Only the pictures should be dropped; copy the rest of the entries exactly.

──────── Data records

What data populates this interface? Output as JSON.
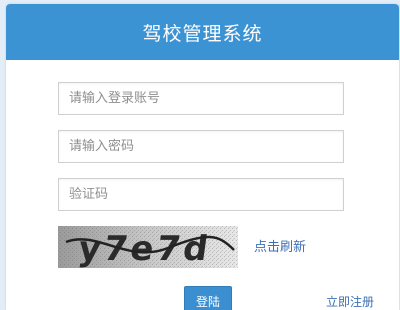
{
  "header": {
    "title": "驾校管理系统"
  },
  "form": {
    "username_placeholder": "请输入登录账号",
    "password_placeholder": "请输入密码",
    "captcha_placeholder": "验证码",
    "captcha_text": "y7e7d",
    "refresh_label": "点击刷新",
    "login_label": "登陆",
    "register_label": "立即注册"
  },
  "colors": {
    "accent": "#3c93d4",
    "link": "#3c6fb4"
  }
}
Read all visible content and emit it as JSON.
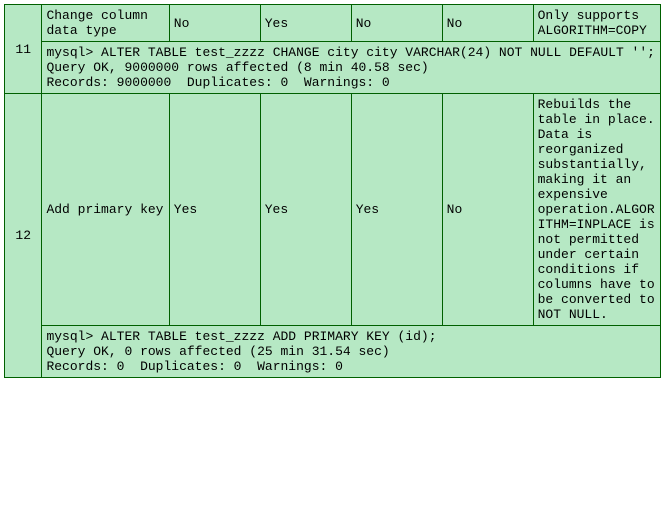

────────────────

▶ Expected answer:
What data populates this interface? Output as JSON.
{
  "header": {
    "title": "驾校管理系统"
  },
  "form": {
    "username_placeholder": "请输入登录账号",
    "password_placeholder": "请输入密码",
    "captcha_placeholder": "验证码",
    "captcha_text": "y7e7d",
    "refresh_label": "点击刷新",
    "login_label": "登陆",
    "register_label": "立即注册"
  },
  "colors": {
    "accent": "#3c93d4",
    "link": "#3c6fb4"
  }
}
Read all visible content and emit it as JSON.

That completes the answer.